When Norwegian pianist Tord Gustavsen's trio emerged on the scene in '03 with its ECM debut Changing Places
, it was an odd phenomenon. On first glance it was so subtle almost too subtlethat it felt somehow underwhelming. And yet, over time, it revealed a charm, graceful beauty and slight melancholy that became more and more compelling with each listen. Working with short, song-like miniatures and a distinctive ambience that truly breathed
, Gustavsen, bassist Harald Johnsen and drummer Jarle Vespestad examined the nooks and crannies of a specific mood and tempo, revealing a remarkable breadth of feels and thematic ideas.
Two years later, and with considerable touring behind it across Europe and North America, the Tord Gustavsen trio is back with The Ground
, an album that continues to explore similar areas of musical space. But while Changing Places
was an exquisitely quiet
album, The Ground
while hardly raucous has a greater energy. And Gustavsen's roots in gospel and the nexus between Caribbean music and New Orleans jazz are in even stronger evidence this time around.
The trio also continues to give virtuosity a back seat to melodic development. There are
momentary glimpses into the players' formidable abilitiesa line here, a flurried passage therebut understatement continues to be the order of the day.

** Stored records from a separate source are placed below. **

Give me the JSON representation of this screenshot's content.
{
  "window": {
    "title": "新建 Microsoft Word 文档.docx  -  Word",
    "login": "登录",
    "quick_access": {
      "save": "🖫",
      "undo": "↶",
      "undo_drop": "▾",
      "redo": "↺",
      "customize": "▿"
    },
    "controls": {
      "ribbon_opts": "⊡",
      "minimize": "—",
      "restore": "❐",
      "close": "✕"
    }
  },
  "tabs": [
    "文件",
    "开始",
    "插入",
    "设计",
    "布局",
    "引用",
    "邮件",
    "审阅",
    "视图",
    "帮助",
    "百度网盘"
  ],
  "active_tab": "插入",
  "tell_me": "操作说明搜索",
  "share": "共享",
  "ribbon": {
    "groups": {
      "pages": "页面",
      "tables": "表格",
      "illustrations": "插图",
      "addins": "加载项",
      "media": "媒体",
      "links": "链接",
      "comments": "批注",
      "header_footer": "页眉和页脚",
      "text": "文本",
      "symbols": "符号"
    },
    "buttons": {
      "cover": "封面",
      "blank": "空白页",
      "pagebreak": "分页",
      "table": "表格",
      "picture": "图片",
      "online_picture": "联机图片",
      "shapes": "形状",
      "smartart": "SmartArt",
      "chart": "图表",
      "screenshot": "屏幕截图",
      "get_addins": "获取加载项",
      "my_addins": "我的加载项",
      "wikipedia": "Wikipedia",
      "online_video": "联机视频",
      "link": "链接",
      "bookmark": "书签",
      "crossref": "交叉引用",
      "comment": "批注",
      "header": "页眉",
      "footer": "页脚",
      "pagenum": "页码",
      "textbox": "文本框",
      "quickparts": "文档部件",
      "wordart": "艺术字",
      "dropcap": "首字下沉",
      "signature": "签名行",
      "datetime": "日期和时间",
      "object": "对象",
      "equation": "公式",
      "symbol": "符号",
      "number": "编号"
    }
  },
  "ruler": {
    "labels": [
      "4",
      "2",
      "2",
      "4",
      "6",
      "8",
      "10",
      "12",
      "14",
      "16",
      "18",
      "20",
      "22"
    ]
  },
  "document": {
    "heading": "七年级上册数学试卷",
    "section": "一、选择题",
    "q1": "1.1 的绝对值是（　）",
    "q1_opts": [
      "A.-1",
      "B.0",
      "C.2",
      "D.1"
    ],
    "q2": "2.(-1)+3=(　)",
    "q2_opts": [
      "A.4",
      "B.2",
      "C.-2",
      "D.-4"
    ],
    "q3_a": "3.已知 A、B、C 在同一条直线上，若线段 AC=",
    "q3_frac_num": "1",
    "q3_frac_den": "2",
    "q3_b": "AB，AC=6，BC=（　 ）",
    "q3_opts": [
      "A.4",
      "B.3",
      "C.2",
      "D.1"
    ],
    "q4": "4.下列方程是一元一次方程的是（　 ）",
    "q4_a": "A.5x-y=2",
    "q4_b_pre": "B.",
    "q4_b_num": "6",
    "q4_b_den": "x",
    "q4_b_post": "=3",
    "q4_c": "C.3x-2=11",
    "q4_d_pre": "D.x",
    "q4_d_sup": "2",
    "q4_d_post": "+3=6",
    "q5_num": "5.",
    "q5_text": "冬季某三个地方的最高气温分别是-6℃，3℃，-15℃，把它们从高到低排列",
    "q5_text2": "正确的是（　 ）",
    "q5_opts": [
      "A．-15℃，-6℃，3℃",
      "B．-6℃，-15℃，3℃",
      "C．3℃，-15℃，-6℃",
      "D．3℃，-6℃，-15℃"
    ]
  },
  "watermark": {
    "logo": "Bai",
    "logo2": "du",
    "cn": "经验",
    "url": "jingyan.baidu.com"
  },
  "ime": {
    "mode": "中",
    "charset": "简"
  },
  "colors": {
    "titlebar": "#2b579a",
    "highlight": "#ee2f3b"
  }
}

There is a line that runs through the entire programme of Gustavsen compositions that implies a larger narrative intent. "Tears Transforming," "Being There" and "Curtains Aside," while having distinct themes, also share a similar harmonic foundation. Clearly, as with Changing Places
, Gustavsen is intent on mining the wealth of rhythmic subdivisions and harmonic breadth possible within what some might consider a restricted space. But for Gustavsen, medium tempi and specific musical textures are not confiningrather, they provide infinite possibilities if one is only prepared to look.
Vespestad, a drummer with a sound like no other, continues to demonstrate the dynamic breadth that made his playing on Changing Places
so stunning in its restraint and delicacy. There are times when it feels as though Vespestad isn't so much hitting the drums as breathing on themthis, in stark contrast to his work with the electronic group Supersilent. And yet, on The Ground
he exhibits a broader range, from slight hints of New Orleans second-line on "Curtains Aside" to a brighter attack on "Twins." Johnsen has the uncanny knack of always being in the right place at the right time, with never a note wasted.
Gustavsen, too, is not one for superfluous demonstration. With a sensuous style that is, at the same time, direct and concise, he takes his musical roots and removes all sharp edges, lending them a softer disposition.
Affirming the promise of Changing Places
, The Ground
is another album of elegantly subtle miniatures that, unsurprisingly, takes its steps forward gently and with care, yet doesn't sacrifice the all-important element of risk that gives it its life and sophisticated energy.